The group said direct employment “grew by 5.1%” to “1.23 million employees” last year.

IBPAP did not give revenue data.

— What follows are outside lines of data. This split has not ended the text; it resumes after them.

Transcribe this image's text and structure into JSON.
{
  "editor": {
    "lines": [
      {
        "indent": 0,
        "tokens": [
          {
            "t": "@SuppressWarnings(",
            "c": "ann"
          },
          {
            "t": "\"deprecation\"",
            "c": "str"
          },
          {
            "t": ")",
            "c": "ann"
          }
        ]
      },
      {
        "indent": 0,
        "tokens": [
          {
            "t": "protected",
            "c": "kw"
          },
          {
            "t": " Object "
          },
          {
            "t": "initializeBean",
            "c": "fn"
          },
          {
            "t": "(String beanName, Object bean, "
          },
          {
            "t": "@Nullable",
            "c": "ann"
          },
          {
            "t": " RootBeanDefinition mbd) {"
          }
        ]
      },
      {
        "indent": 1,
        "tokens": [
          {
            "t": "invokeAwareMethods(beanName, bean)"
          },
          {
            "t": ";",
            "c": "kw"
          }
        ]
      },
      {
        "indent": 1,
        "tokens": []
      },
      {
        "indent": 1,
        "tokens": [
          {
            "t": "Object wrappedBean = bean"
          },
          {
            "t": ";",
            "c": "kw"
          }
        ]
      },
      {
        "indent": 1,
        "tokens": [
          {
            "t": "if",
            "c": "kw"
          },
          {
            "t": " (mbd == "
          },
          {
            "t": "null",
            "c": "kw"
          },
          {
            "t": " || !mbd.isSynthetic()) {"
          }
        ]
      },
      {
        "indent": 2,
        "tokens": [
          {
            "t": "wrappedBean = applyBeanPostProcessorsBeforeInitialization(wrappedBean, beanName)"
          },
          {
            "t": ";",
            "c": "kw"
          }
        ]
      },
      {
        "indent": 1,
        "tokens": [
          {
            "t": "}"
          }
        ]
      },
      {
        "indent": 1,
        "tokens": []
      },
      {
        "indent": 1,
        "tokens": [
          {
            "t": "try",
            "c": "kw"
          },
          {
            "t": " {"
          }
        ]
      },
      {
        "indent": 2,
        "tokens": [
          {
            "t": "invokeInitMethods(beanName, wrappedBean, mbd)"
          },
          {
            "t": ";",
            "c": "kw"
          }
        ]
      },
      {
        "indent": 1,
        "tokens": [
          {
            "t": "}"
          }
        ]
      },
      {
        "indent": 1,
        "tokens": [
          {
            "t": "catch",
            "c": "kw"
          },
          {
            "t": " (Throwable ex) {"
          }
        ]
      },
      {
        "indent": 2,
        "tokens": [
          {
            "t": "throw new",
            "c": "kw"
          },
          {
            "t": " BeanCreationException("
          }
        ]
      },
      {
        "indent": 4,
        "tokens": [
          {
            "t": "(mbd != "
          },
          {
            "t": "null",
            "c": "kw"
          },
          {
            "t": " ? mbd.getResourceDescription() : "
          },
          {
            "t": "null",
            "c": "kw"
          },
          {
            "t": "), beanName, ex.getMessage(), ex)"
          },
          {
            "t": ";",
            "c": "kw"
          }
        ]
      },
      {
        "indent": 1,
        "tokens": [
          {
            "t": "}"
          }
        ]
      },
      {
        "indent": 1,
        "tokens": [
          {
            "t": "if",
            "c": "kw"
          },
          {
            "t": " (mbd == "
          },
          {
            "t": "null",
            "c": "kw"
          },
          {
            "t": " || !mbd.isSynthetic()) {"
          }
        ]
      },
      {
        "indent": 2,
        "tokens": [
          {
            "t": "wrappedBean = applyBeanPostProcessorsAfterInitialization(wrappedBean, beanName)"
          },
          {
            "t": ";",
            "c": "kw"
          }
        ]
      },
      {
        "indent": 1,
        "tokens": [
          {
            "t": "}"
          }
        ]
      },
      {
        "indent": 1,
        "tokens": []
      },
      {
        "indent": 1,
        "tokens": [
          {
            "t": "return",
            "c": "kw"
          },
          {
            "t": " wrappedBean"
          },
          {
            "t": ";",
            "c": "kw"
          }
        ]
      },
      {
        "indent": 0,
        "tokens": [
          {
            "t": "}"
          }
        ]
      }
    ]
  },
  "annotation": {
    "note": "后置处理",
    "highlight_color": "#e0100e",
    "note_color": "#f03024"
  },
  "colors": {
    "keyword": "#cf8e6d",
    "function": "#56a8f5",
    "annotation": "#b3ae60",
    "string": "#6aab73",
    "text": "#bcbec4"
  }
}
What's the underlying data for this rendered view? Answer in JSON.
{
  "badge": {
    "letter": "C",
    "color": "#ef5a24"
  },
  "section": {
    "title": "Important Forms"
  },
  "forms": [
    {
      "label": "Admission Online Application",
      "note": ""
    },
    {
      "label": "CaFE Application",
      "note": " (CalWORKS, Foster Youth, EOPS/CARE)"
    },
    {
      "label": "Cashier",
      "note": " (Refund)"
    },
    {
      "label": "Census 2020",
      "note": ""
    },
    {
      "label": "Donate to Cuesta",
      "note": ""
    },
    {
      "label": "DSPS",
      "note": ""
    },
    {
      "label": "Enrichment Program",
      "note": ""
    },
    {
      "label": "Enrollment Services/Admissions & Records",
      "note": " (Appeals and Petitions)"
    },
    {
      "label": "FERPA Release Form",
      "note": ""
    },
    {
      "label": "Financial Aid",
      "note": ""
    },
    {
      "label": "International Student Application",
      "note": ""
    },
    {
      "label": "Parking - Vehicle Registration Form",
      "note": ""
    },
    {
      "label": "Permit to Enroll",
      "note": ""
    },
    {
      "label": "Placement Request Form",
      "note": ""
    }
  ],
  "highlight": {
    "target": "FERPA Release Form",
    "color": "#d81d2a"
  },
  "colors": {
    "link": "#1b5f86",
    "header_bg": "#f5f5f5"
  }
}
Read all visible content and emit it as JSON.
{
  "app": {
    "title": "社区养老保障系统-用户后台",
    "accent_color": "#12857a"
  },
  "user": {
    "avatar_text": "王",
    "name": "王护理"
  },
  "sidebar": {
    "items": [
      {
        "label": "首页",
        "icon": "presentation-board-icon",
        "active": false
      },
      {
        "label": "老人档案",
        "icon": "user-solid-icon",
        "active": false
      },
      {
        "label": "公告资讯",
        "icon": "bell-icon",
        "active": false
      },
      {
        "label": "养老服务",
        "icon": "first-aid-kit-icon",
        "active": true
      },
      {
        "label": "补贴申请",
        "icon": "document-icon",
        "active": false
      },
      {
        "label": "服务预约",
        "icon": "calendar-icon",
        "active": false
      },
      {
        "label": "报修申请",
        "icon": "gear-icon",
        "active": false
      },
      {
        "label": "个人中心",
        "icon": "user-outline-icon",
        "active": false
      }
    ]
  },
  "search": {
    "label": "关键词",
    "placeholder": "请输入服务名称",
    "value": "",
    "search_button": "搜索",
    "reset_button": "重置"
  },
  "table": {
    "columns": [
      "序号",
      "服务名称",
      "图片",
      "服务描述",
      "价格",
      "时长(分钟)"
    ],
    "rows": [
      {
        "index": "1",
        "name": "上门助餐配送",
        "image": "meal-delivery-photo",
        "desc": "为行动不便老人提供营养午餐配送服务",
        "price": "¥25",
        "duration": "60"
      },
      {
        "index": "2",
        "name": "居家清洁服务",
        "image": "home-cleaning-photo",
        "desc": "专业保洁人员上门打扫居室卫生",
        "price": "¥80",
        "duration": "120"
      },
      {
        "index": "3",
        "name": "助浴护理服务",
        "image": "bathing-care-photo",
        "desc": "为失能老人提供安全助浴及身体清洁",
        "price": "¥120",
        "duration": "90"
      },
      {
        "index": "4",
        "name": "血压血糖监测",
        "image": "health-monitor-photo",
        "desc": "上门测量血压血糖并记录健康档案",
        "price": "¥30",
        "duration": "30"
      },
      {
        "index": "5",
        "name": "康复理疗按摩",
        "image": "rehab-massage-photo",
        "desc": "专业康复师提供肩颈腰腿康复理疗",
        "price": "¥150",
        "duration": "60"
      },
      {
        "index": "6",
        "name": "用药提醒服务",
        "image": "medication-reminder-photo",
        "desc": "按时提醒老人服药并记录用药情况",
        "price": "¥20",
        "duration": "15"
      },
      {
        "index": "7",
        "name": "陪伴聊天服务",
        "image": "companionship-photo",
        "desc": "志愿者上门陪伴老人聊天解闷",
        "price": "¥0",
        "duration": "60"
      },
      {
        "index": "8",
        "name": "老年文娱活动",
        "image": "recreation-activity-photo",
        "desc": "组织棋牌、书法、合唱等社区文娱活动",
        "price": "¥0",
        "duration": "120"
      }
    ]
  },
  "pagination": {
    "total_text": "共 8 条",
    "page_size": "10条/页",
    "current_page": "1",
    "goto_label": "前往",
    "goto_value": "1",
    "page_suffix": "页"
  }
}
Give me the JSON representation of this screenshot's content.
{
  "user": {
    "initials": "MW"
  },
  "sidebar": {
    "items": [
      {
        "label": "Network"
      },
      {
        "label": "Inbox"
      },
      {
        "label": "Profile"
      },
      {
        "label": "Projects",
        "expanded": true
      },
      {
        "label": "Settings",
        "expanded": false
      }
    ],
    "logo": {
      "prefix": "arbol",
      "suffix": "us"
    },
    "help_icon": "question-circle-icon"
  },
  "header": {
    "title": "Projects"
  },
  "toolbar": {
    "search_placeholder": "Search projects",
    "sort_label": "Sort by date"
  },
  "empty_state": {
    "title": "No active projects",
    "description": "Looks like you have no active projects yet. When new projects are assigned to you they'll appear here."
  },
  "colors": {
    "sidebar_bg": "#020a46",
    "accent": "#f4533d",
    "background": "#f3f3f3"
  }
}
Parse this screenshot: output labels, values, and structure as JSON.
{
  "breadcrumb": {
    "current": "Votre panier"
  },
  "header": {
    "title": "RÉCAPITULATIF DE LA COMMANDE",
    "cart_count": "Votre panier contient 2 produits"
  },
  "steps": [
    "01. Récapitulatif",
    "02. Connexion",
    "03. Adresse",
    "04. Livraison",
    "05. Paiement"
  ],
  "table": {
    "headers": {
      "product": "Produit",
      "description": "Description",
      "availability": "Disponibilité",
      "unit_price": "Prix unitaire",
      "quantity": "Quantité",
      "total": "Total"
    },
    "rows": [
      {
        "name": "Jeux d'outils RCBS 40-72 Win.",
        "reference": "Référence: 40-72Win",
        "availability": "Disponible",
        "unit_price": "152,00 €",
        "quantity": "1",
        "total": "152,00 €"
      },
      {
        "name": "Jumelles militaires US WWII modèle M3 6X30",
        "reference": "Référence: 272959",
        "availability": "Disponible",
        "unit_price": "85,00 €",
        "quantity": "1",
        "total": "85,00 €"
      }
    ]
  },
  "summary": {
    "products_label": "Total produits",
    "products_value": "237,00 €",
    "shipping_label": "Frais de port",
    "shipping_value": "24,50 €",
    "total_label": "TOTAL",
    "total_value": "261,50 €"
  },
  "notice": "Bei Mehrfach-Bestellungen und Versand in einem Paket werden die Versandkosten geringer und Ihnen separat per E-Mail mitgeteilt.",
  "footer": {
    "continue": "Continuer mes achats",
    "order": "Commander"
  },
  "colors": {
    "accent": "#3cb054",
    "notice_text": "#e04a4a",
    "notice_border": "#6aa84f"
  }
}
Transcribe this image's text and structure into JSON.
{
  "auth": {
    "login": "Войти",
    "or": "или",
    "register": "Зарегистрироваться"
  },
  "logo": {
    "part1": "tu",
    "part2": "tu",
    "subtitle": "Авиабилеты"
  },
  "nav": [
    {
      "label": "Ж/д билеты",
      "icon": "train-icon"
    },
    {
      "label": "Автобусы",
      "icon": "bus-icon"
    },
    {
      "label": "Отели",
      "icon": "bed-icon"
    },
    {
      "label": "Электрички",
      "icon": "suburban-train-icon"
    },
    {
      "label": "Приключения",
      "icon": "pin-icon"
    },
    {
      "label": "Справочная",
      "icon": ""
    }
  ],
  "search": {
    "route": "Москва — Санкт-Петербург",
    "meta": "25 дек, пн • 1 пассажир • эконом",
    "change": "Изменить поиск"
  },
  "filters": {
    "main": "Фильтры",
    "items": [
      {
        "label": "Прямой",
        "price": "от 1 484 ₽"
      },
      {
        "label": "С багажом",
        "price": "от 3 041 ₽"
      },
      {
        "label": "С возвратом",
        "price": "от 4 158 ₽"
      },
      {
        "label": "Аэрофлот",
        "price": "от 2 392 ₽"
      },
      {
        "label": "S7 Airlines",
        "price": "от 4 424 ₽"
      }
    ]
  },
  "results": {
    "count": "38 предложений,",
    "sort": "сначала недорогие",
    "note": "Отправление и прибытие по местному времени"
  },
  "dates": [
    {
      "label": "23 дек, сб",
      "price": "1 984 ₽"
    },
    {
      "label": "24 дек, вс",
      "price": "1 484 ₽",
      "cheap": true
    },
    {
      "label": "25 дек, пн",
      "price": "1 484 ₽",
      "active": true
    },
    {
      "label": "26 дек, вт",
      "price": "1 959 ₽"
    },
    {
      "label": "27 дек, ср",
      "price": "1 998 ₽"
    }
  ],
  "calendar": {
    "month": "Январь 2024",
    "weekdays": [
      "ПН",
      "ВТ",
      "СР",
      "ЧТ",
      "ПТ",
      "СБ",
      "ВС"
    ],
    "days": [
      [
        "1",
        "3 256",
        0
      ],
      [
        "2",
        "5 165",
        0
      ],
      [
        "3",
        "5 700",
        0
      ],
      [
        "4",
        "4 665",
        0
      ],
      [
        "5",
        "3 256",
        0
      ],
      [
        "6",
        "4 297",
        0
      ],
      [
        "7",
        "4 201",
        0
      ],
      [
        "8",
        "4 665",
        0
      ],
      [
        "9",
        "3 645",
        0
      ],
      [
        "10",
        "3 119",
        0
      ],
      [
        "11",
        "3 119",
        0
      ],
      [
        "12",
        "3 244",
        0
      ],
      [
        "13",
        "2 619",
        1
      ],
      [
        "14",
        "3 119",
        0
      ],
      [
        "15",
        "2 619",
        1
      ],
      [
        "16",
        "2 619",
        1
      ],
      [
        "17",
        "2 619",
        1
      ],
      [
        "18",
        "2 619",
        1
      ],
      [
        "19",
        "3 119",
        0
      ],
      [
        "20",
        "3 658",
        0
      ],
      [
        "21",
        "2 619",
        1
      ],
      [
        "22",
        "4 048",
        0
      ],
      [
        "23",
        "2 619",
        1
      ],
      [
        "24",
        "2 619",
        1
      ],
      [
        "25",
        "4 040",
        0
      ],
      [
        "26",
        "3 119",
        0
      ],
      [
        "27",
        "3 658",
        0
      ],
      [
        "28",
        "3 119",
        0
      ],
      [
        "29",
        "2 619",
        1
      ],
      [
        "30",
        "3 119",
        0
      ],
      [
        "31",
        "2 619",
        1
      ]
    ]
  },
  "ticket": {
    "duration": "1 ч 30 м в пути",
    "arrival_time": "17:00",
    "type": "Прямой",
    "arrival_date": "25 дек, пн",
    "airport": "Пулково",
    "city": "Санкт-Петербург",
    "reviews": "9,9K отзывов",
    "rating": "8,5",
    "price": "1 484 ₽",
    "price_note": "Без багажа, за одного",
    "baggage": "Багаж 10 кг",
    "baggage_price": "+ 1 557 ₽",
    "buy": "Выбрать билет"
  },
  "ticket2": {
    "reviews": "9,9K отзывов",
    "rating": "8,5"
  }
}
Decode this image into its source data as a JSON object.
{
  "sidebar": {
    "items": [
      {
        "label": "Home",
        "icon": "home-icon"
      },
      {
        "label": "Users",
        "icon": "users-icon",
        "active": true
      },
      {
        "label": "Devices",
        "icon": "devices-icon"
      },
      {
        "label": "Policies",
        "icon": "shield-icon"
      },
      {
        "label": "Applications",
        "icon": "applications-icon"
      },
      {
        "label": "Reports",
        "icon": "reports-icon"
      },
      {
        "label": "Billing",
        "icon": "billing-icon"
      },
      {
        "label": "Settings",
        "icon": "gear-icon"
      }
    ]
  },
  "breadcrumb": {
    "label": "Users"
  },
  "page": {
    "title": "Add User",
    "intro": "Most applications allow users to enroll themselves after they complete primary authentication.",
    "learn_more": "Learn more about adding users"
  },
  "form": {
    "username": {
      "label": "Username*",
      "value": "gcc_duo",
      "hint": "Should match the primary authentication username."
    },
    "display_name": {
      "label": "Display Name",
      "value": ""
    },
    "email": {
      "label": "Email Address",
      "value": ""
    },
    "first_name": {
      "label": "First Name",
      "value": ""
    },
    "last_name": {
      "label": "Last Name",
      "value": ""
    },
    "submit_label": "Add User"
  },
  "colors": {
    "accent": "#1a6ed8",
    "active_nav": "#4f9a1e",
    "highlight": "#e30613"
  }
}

The government estimates that the industry’s revenues grew by about 12.3% in 2017, year-on-year.

“While we saw signs of recovery in 2018, this was slower than the eight percent annual growth projected in our Roadmap 2022,” IBPAP said in its press release.

In that road map, the group targets to achieve by 2022 — when President Rodrigo R. Duterte ends his six-year term — $40 billion in revenues (from about $22.5 billion in 2017), 1.8 million direct jobs, 500 jobs outside Metro Manila, 7.6 million direct and indirect employment and a 15% global IT-BPM market share.

“Although a missed opportunity to generate more jobs overall, there was strong performance by new locators, which offered a wider range of higher-end services, e.g. from customer service to e-commerce, supply chain management, IT infrastructure support and analytics,” the IBPAP added.

The group cited “strengthened partnerships” with the Department of Education, the Commission on Higher Education, the Department of Labor and Employment and the Technical Education and Skills Development Authority in order to address “the need for a solid talent upskilling and reskilling… to ensure that we are equipped with the right skills needed and for promoting the health and safety of our talent.”

At the same time, the group’s members and locators in economic zones in the country face prospects of a changing fiscal incentives regime as the Finance department moves to plug billion of pesos in foregone revenues from what it says are redundant tax perks.

That tax reform was designed to be approved in tandem with a proposal to slash the corporate income tax (CIT) rate to 20% by 2029 from 30% currently in order to put it at par with those across Southeast Asia, but lawmakers have proven hesitant to cut tax incentives even as they favor the CIT cut. — Janina C. Lim